According to AccuWeather, a several-day stretch of 90-degree temperatures and high humidity is expected to arrive just in time for the holiday.
The heat may be welcomed by summer revelers, but people exposed to it are advised to drink plenty of fluids, avoid strenuous activity and take breaks from the sun. Highway travelers are reminded to make sure their vehicle is ready to handle hot weather conditions.
On Thursday, several boaters and fishermen got their recreation in early before the weekend.
Some said they just want to avoid the holiday rush and crowds. Others, like Salisbury police officer Brian Kimball, will be working instead of playing this weekend.
Kimball, a Kannapolis resident, went fishing on the lake Thursday with his five-year-old stepdaughter Sierra. She wore a life jacket with a princess theme, but Kimball said he usually doesn’t wear one.
“I just never have,” he said. “But I’m fixing to buy a pair of those suspenders. You pull a cord and they inflate… or they inflate automatically when you’re in the water.”
Rowan County resident Dana Snider refueled his boat at Tamarac Marina after spending the morning on the lake.
“I’m retired, and I try to get down here before it gets too crowded,” Snider said.
He said he wears his own life vest when he’s going any significant distance on the water, and he only takes it off when the boat is idling.
Snider has been boating since the 1960s, he said, and he’s spotted many unsafe situations on the water.
“Sometimes I’ll see a pontoon boat with 25 people on it and wonder if everybody’s got a life jacket,” Snider said. “Some of these kids have got high-powered boats, and they look like they never drove them before.”
The N.C. Wildlife Resources Commission holds several free boating safety courses in the area. Sessions will be held in Salisbury on June 2, July 14, August 12 and October 14.
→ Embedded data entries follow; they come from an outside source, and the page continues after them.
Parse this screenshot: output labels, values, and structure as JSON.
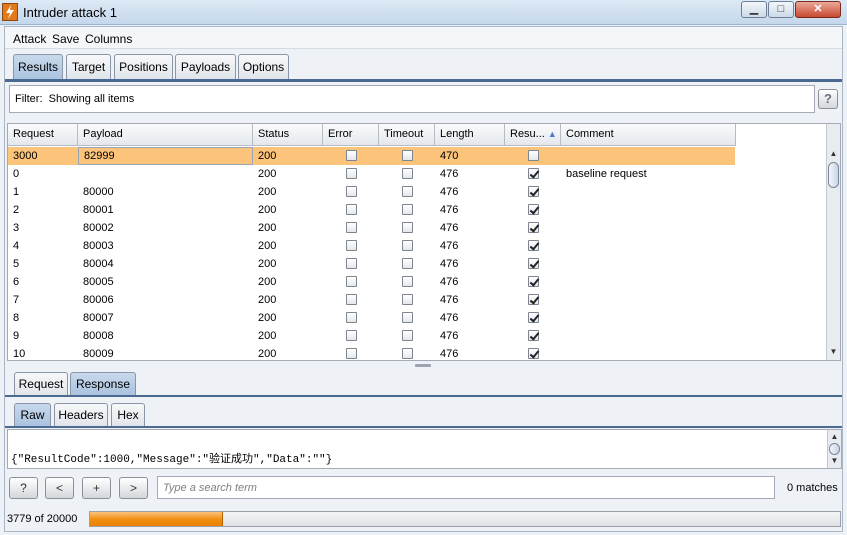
{
  "window": {
    "title": "Intruder attack 1",
    "min_glyph": "▁",
    "max_glyph": "□",
    "close_glyph": "✕"
  },
  "menu": [
    "Attack",
    "Save",
    "Columns"
  ],
  "tabs": [
    "Results",
    "Target",
    "Positions",
    "Payloads",
    "Options"
  ],
  "filter": {
    "label": "Filter:",
    "text": "Showing all items"
  },
  "help_label": "?",
  "table": {
    "columns": [
      "Request",
      "Payload",
      "Status",
      "Error",
      "Timeout",
      "Length",
      "Resu...",
      "Comment"
    ],
    "sort_arrow": "▲",
    "rows": [
      {
        "request": "3000",
        "payload": "82999",
        "status": "200",
        "error": false,
        "timeout": false,
        "length": "470",
        "result": false,
        "comment": "",
        "selected": true
      },
      {
        "request": "0",
        "payload": "",
        "status": "200",
        "error": false,
        "timeout": false,
        "length": "476",
        "result": true,
        "comment": "baseline request"
      },
      {
        "request": "1",
        "payload": "80000",
        "status": "200",
        "error": false,
        "timeout": false,
        "length": "476",
        "result": true,
        "comment": ""
      },
      {
        "request": "2",
        "payload": "80001",
        "status": "200",
        "error": false,
        "timeout": false,
        "length": "476",
        "result": true,
        "comment": ""
      },
      {
        "request": "3",
        "payload": "80002",
        "status": "200",
        "error": false,
        "timeout": false,
        "length": "476",
        "result": true,
        "comment": ""
      },
      {
        "request": "4",
        "payload": "80003",
        "status": "200",
        "error": false,
        "timeout": false,
        "length": "476",
        "result": true,
        "comment": ""
      },
      {
        "request": "5",
        "payload": "80004",
        "status": "200",
        "error": false,
        "timeout": false,
        "length": "476",
        "result": true,
        "comment": ""
      },
      {
        "request": "6",
        "payload": "80005",
        "status": "200",
        "error": false,
        "timeout": false,
        "length": "476",
        "result": true,
        "comment": ""
      },
      {
        "request": "7",
        "payload": "80006",
        "status": "200",
        "error": false,
        "timeout": false,
        "length": "476",
        "result": true,
        "comment": ""
      },
      {
        "request": "8",
        "payload": "80007",
        "status": "200",
        "error": false,
        "timeout": false,
        "length": "476",
        "result": true,
        "comment": ""
      },
      {
        "request": "9",
        "payload": "80008",
        "status": "200",
        "error": false,
        "timeout": false,
        "length": "476",
        "result": true,
        "comment": ""
      },
      {
        "request": "10",
        "payload": "80009",
        "status": "200",
        "error": false,
        "timeout": false,
        "length": "476",
        "result": true,
        "comment": ""
      }
    ]
  },
  "detail_tabs": [
    "Request",
    "Response"
  ],
  "view_tabs": [
    "Raw",
    "Headers",
    "Hex"
  ],
  "response_body": "{\"ResultCode\":1000,\"Message\":\"验证成功\",\"Data\":\"\"}",
  "search": {
    "help": "?",
    "prev": "<",
    "add": "+",
    "next": ">",
    "placeholder": "Type a search term",
    "matches": "0 matches"
  },
  "status": {
    "text": "3779 of 20000",
    "progress": 0.1775
  },
  "colors": {
    "selected_row": "#fcc37b",
    "progress": "#f08d0e",
    "tab_selected": "#b9cde4"
  }
}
Lexington courses will be offered on June 9 and July 28. Visit ncpaws.org/boatingsafety/coursesearch.asp to register.